A footnote in an opinion issued earlier this week appears to resolve an implicit intra-circuit split over the government’s ability to appeal a pre-trial order dismissing a particular count or counts in an indictment when the dismissal is based on a stipulation that the government will be unable to prove (or will not seek to prove) certain facts.
This past March, a panel consisting of Judge King, Judge Davis and Judge Keenan heard oral argument in United States v. Said (10-4970). In that case, the government appealed from the dismissal of its piracy count against Somalis apprehended by the United States Navy after their attack on the U.S.S. Ashland. The defendants argued in a motion to dismiss under Federal Rule of Criminal Procedure 12(b)(2) that their conduct did not amount to piracy under federal law because they never took possession of the U.S.S. Ashland. The government stipulated that the defendants never took possession of the vessel, but argued that taking possession was not an element of the crime of piracy. The district court dismissed the piracy count, and the government appealed. At oral argument, the panel questioned whether it had authority to reach the possession-as-element-of-piracy issue. Shortly after argument, the panel issued an order for supplemental briefing on the procedural propriety of the pre-trial dismissal leading to the appeal. Both the federal government’s supplemental brief and the defendants’ supplemental brief argued that the dismissal and appeal were procedurally proper. The panel apparently thought otherwise and issued an order placing the appeal in abeyance pending its decision in United States v. Dire, another piracy case presenting the same legal issue. (The Dire appeal, arising out of the pirate attack on the U.S.S. Nicholas, was argued on September 20, as I have previously discussed.)

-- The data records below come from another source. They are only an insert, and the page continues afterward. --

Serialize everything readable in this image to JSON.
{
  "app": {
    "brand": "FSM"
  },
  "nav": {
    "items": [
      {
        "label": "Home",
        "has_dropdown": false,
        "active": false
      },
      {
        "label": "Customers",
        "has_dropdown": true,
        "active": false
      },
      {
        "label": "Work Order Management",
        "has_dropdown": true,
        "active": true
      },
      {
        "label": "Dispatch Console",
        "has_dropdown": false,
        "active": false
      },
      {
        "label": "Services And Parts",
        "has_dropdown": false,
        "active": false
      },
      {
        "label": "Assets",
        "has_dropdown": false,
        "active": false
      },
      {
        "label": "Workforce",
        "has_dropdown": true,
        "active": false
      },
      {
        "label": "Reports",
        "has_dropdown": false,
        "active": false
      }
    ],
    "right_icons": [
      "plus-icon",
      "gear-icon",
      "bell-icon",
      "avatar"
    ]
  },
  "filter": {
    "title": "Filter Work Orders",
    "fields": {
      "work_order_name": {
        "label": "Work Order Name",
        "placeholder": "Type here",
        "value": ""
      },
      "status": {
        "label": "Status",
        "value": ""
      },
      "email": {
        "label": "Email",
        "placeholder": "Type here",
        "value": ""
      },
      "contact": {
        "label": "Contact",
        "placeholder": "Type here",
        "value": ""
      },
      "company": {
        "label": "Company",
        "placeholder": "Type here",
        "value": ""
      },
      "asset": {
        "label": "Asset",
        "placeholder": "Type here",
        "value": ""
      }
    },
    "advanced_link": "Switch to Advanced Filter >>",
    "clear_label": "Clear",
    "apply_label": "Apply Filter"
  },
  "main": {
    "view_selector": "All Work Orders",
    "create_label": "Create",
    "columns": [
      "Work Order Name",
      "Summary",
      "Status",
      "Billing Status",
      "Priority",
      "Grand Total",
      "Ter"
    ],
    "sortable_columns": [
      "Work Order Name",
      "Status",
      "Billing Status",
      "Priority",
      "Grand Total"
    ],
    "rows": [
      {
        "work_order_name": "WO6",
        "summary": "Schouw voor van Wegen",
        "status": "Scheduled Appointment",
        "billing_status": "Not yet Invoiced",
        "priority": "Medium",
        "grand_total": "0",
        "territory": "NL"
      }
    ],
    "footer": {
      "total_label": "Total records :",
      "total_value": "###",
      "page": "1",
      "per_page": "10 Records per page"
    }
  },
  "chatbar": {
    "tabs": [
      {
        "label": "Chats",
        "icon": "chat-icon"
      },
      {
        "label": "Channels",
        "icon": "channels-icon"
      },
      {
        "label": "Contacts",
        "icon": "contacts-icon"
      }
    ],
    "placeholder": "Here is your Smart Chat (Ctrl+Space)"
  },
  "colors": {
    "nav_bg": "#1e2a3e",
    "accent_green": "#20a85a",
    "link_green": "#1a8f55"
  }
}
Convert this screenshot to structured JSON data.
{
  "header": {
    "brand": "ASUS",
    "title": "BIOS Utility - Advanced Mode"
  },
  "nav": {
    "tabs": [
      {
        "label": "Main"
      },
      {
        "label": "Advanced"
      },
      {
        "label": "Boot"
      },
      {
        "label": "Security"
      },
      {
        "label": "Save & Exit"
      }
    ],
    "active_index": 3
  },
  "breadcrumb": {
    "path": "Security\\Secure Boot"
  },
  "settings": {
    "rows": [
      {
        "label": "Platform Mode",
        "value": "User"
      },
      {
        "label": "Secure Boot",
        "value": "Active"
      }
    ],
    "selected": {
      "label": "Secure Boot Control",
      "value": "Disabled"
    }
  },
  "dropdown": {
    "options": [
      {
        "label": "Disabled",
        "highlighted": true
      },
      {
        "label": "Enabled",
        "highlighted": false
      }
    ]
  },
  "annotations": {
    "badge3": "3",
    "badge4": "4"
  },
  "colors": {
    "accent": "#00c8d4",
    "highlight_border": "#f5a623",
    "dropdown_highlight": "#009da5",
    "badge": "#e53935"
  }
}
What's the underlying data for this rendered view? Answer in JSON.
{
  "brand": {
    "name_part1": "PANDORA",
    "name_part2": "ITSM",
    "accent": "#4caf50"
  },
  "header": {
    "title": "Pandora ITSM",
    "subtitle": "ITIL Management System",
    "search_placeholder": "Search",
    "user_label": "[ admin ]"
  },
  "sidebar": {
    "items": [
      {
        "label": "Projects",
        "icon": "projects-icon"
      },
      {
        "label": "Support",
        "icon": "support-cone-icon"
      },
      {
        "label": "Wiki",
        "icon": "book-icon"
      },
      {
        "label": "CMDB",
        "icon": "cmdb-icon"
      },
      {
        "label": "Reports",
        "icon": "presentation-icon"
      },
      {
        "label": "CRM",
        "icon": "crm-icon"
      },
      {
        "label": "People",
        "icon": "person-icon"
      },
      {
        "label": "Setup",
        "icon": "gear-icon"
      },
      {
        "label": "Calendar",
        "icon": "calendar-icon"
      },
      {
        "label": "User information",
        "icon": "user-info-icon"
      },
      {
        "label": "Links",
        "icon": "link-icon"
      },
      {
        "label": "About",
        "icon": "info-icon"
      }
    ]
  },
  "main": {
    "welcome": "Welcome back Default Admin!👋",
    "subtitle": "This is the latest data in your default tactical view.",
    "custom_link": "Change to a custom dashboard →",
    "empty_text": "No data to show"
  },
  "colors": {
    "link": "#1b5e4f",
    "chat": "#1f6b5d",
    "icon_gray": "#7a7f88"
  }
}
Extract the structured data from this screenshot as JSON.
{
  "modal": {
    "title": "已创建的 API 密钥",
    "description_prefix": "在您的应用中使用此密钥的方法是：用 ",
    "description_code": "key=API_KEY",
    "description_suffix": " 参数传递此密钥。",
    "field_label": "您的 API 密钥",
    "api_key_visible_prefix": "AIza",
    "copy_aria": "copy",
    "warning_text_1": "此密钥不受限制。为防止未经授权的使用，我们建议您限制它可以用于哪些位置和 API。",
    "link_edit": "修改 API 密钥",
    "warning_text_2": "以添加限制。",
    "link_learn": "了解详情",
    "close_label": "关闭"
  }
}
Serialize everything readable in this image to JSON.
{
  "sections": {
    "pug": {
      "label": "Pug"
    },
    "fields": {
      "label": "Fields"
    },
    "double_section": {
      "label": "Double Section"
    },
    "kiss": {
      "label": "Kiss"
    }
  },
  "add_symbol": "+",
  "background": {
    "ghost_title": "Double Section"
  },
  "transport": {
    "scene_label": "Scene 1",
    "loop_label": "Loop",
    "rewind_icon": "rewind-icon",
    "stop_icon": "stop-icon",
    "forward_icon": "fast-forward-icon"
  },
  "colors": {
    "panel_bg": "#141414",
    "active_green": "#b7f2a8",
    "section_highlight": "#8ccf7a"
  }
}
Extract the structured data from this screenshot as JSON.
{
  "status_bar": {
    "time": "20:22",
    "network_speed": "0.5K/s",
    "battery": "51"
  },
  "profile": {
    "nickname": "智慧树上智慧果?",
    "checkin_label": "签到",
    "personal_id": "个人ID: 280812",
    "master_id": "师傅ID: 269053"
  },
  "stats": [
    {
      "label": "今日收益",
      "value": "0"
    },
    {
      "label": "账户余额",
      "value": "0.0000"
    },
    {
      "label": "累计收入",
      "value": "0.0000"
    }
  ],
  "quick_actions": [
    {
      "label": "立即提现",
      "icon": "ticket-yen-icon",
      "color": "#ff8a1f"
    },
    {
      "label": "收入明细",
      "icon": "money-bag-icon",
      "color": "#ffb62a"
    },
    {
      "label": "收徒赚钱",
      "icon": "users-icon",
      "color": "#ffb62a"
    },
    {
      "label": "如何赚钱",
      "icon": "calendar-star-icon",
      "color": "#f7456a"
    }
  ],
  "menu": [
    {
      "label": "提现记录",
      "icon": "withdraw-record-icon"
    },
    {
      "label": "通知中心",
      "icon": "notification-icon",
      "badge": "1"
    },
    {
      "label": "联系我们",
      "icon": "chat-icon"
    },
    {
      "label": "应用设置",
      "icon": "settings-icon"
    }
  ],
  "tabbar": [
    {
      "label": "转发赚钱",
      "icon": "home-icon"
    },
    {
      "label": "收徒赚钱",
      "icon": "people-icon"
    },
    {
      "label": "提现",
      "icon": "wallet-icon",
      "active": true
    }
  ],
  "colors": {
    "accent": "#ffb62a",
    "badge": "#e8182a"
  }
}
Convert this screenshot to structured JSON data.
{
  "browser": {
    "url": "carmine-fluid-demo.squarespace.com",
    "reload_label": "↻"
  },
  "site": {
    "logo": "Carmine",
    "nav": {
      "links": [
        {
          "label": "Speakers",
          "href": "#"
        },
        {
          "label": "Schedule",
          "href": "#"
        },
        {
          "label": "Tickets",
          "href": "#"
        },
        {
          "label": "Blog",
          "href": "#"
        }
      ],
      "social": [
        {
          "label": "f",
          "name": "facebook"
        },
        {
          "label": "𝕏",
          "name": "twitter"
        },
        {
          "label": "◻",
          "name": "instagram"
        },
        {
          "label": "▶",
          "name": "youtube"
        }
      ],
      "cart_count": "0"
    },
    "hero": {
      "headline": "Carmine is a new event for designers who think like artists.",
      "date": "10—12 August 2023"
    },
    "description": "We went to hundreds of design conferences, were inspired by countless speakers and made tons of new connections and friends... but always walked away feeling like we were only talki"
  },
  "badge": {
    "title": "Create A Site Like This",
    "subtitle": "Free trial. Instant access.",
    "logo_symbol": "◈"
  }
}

The Fourth Circuit’s decision earlier this week in United States v. Weaver came to the court of appeals in a similar procedural posture. As discussed earlier in this post, the case involved charges of illegal gun possession against alleged members of the Pagans Motorcycle Club. The defense moved to dismiss certain charges pursuant to Federal Rule of Criminal Procedure 12(b)(2). In particular, the defendants argued that an essential element of a particular possession offense with which they had been charged under 18 U.S.C. § 922(h) was that they had received tangible compensation in return for carrying a firearm for the protection of a convicted felon who was an officer of the PMC. The government stipulated that it could not (and would not seek to) prove that the defendants had received the tangible compensation that the defense argued was an element of the crime. Based on this stipulation and on an interpretation of the statute defining the charged offense, the district court dismissed the § 922(h) charges. On appeal, the Fourth Circuit reversed. With respect to jurisdiction and the propriety of addressing on appeal the legal sufficiency of the § 922(h) charges in light of the government’s stipulation about what it did not intend to prove, the panel opinion states as follows:
We have jurisdiction under 18 U.S.C. § 3731, which states: “In a criminal case an appeal by the United States shall lie to a court of appeals from a decision, judgment, or order of a district court dismissing an indictment. . . as to any one or more counts, or any part thereof . . . .” Although there is no provision for summary judgment in the Federal Rules of Criminal Procedure, the district court’s pretrial dismissal of the § 922(h) charges was procedurally appropriate under Rule 12(b)(2). That rule provides that”[a] party may raise by pretrial motion any defense, objection, or request that the court can determine without a trial of the general issue.” Fed. R.Crim. P. 12(b)(2). As circuit courts have almost uniformly concluded, a district court may consider a pretrial motion to dismiss an indictment where the government does not dispute the ability of the court to reach the motion and proffers, stipulates, or otherwise does not dispute the pertinent facts. Here, the government did not challenge the trial court’s authority to decide the motion, and it conceded its inability to obtain convictions under the court’s interpretation of § 922(h). Thus, the district court considered a purely legal question: whether § 922(h) applies only to persons employed for tangible compensation. There is no good reason to force the court to incur the expense and delay of a trial that would inevitably lead to the same outcome as its pretrial ruling.
In light of this analysis in a published opinion of the court, the federal government should not in the future run into the problem that resulted in abeyance of its appeal in the U.S.S. Ashland piracy case.